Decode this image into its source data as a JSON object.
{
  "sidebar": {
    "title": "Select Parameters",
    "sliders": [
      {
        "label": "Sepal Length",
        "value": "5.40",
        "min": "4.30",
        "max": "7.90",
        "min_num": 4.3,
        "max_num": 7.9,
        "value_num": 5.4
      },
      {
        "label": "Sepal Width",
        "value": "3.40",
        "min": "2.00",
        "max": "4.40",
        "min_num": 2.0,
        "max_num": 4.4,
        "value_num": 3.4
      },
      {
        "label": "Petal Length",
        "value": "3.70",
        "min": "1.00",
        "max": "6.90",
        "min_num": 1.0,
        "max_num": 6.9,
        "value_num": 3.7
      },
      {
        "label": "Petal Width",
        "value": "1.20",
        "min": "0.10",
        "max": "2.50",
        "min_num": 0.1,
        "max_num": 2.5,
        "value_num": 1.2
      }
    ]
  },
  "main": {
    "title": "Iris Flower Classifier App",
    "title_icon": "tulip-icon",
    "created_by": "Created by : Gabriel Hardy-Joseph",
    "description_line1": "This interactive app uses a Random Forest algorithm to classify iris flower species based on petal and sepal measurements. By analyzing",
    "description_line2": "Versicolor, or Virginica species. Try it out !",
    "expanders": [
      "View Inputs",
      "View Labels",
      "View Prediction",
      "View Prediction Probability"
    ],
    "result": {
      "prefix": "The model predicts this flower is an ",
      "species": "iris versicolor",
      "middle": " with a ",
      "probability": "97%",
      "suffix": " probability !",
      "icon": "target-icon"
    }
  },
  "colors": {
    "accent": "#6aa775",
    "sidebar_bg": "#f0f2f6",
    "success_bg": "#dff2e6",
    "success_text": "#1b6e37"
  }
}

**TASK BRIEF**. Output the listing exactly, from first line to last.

**FINISHED TASK**.
Decode this image into its source data as a JSON object.
{
  "sidebar": {
    "title": "Select Parameters",
    "sliders": [
      {
        "label": "Sepal Length",
        "value": "5.40",
        "min": "4.30",
        "max": "7.90",
        "min_num": 4.3,
        "max_num": 7.9,
        "value_num": 5.4
      },
      {
        "label": "Sepal Width",
        "value": "3.40",
        "min": "2.00",
        "max": "4.40",
        "min_num": 2.0,
        "max_num": 4.4,
        "value_num": 3.4
      },
      {
        "label": "Petal Length",
        "value": "3.70",
        "min": "1.00",
        "max": "6.90",
        "min_num": 1.0,
        "max_num": 6.9,
        "value_num": 3.7
      },
      {
        "label": "Petal Width",
        "value": "1.20",
        "min": "0.10",
        "max": "2.50",
        "min_num": 0.1,
        "max_num": 2.5,
        "value_num": 1.2
      }
    ]
  },
  "main": {
    "title": "Iris Flower Classifier App",
    "title_icon": "tulip-icon",
    "created_by": "Created by : Gabriel Hardy-Joseph",
    "description_line1": "This interactive app uses a Random Forest algorithm to classify iris flower species based on petal and sepal measurements. By analyzing",
    "description_line2": "Versicolor, or Virginica species. Try it out !",
    "expanders": [
      "View Inputs",
      "View Labels",
      "View Prediction",
      "View Prediction Probability"
    ],
    "result": {
      "prefix": "The model predicts this flower is an ",
      "species": "iris versicolor",
      "middle": " with a ",
      "probability": "97%",
      "suffix": " probability !",
      "icon": "target-icon"
    }
  },
  "colors": {
    "accent": "#6aa775",
    "sidebar_bg": "#f0f2f6",
    "success_bg": "#dff2e6",
    "success_text": "#1b6e37"
  }
}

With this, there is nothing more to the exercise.